(Page and application data records)
☆ ☆ ☆ ☆ ☆ ☆ ☆

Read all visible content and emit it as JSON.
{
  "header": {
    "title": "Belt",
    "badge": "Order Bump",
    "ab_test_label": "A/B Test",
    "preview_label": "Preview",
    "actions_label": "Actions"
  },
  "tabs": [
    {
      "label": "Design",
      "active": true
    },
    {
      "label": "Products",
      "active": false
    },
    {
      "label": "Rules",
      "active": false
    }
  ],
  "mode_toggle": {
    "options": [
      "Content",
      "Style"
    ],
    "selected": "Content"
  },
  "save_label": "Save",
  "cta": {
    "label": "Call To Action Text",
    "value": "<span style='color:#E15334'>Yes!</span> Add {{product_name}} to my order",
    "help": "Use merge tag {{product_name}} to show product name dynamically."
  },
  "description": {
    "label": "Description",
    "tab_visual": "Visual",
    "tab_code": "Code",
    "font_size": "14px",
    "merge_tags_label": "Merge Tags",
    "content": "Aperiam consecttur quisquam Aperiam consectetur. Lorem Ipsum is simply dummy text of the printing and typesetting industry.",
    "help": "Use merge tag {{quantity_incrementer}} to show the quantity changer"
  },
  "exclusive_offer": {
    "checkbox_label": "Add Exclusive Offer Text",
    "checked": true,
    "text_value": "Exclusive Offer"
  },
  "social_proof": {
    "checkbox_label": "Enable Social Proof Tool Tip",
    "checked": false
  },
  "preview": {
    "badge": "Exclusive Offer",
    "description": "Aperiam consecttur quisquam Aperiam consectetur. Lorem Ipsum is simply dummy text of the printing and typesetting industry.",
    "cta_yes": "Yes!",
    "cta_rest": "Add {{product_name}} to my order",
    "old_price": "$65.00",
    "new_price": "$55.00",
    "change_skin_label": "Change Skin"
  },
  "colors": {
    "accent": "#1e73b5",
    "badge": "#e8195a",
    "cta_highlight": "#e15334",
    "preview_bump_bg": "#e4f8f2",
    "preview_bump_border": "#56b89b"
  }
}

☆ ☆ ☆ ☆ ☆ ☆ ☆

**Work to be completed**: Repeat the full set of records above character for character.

**Result**:
Read all visible content and emit it as JSON.
{
  "header": {
    "title": "Belt",
    "badge": "Order Bump",
    "ab_test_label": "A/B Test",
    "preview_label": "Preview",
    "actions_label": "Actions"
  },
  "tabs": [
    {
      "label": "Design",
      "active": true
    },
    {
      "label": "Products",
      "active": false
    },
    {
      "label": "Rules",
      "active": false
    }
  ],
  "mode_toggle": {
    "options": [
      "Content",
      "Style"
    ],
    "selected": "Content"
  },
  "save_label": "Save",
  "cta": {
    "label": "Call To Action Text",
    "value": "<span style='color:#E15334'>Yes!</span> Add {{product_name}} to my order",
    "help": "Use merge tag {{product_name}} to show product name dynamically."
  },
  "description": {
    "label": "Description",
    "tab_visual": "Visual",
    "tab_code": "Code",
    "font_size": "14px",
    "merge_tags_label": "Merge Tags",
    "content": "Aperiam consecttur quisquam Aperiam consectetur. Lorem Ipsum is simply dummy text of the printing and typesetting industry.",
    "help": "Use merge tag {{quantity_incrementer}} to show the quantity changer"
  },
  "exclusive_offer": {
    "checkbox_label": "Add Exclusive Offer Text",
    "checked": true,
    "text_value": "Exclusive Offer"
  },
  "social_proof": {
    "checkbox_label": "Enable Social Proof Tool Tip",
    "checked": false
  },
  "preview": {
    "badge": "Exclusive Offer",
    "description": "Aperiam consecttur quisquam Aperiam consectetur. Lorem Ipsum is simply dummy text of the printing and typesetting industry.",
    "cta_yes": "Yes!",
    "cta_rest": "Add {{product_name}} to my order",
    "old_price": "$65.00",
    "new_price": "$55.00",
    "change_skin_label": "Change Skin"
  },
  "colors": {
    "accent": "#1e73b5",
    "badge": "#e8195a",
    "cta_highlight": "#e15334",
    "preview_bump_bg": "#e4f8f2",
    "preview_bump_border": "#56b89b"
  }
}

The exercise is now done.